I never would have guessed that having a personal assistant could be so beneficial. I really like how you said that “If you are trying to build an online personal brand, PA’s can also help with managing your social media profiles.” I have never worked with a personal assistant before but I can imagine how helpful one can be when it comes to handling things like social media and paper work.
Having a flexible schedule increases the morale of employees and gives them a sense of freedom and agency in their lives that going into a physical office often does not permit. The sense of boosted morale also increases productivity in virtual employees. Responsibility for the work that must be accomplished changes hands from the supervisors who watch over the office to make sure employees are doing their job and arriving on time to the employees, who must meet goals and expectations on their own.
Keep your antivirus updated, and only install one. Although installing multiple antivirus software may seem safer than just having one, they may interfere with each other. Stick to one good provider, keep the software updated, and run daily scans. It also helps to turn browsing protection on. I’ve been using AVG since 2008 and it’s worked like a charm.

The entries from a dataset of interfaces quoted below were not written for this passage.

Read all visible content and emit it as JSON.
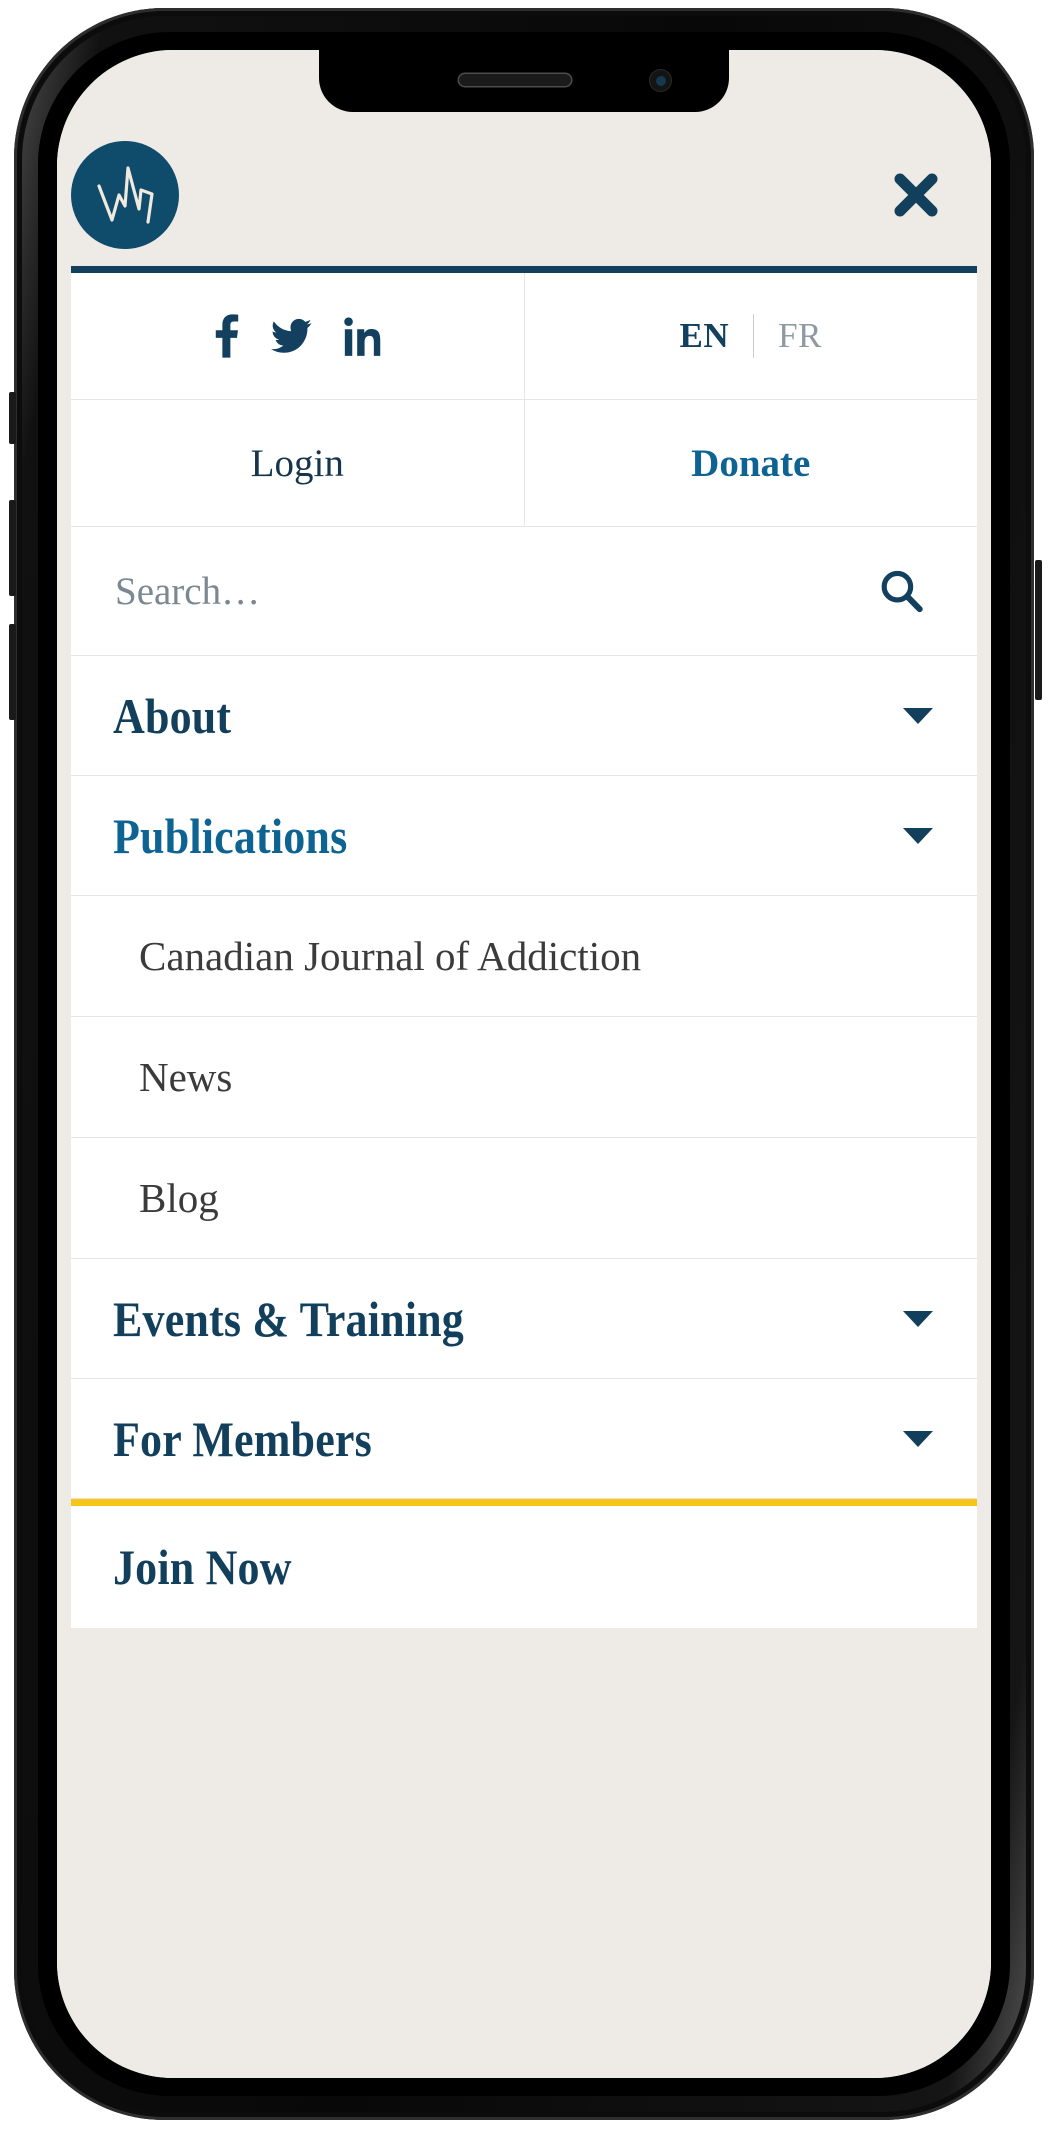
{
  "device": {
    "notch_speaker": "earpiece-speaker",
    "notch_camera": "front-camera"
  },
  "header": {
    "logo_alt": "CSAM logo",
    "close_label": "✕"
  },
  "colors": {
    "navy": "#123f5c",
    "teal": "#0d6492",
    "gold": "#f5c518",
    "panel_bg": "#ffffff",
    "screen_bg": "#eeeae5",
    "logo_circle": "#0f4c6b"
  },
  "utility_bar": {
    "social": [
      {
        "name": "facebook",
        "label": "f"
      },
      {
        "name": "twitter",
        "label": "twitter"
      },
      {
        "name": "linkedin",
        "label": "in"
      }
    ],
    "languages": [
      {
        "code": "EN",
        "active": true
      },
      {
        "code": "FR",
        "active": false
      }
    ],
    "separator": "|"
  },
  "actions": {
    "login": "Login",
    "donate": "Donate"
  },
  "search": {
    "placeholder": "Search…",
    "value": "",
    "icon": "search-icon"
  },
  "nav": [
    {
      "label": "About",
      "has_caret": true,
      "active": false
    },
    {
      "label": "Publications",
      "has_caret": true,
      "active": true
    },
    {
      "label": "Events & Training",
      "has_caret": true,
      "active": false
    },
    {
      "label": "For Members",
      "has_caret": true,
      "active": false
    }
  ],
  "submenu": {
    "parent": "Publications",
    "items": [
      {
        "label": "Canadian Journal of Addiction"
      },
      {
        "label": "News"
      },
      {
        "label": "Blog"
      }
    ]
  },
  "cta": {
    "label": "Join Now"
  }
}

Even if you can do all the administrative work yourself, why should you? The one hour a day you spend running to the post office, balancing the checkbook, or booking airline tickets would be better spent calling prospects, learning, or thinking strategically. Always try to spend as much time as possible using your unique strengths on your highest leverage activities. Running out to Staples to buy printer paper probably doesn’t fall into that category.
Employees who have virtual offices or telecommute work more hours than their office counterparts. People who work in a virtual office can often blur the difference between home life and work life. Unlike employees who can leave work at the office, employees with virtual offices tend to continue to work outside of "normal" work hours. According to a report from the Bureau of Labor and Statistics, 50% to 67% of telecommuting hours push the employee’s over 40 hours a week.4 Some reasons for these additional hours could be the employees’ desire to justify their telecommuting by being more productive and continuing to work beyond business hours or a result of companies maximizing their salaried employees by providing them with virtual offices to be able to continue work outside the office.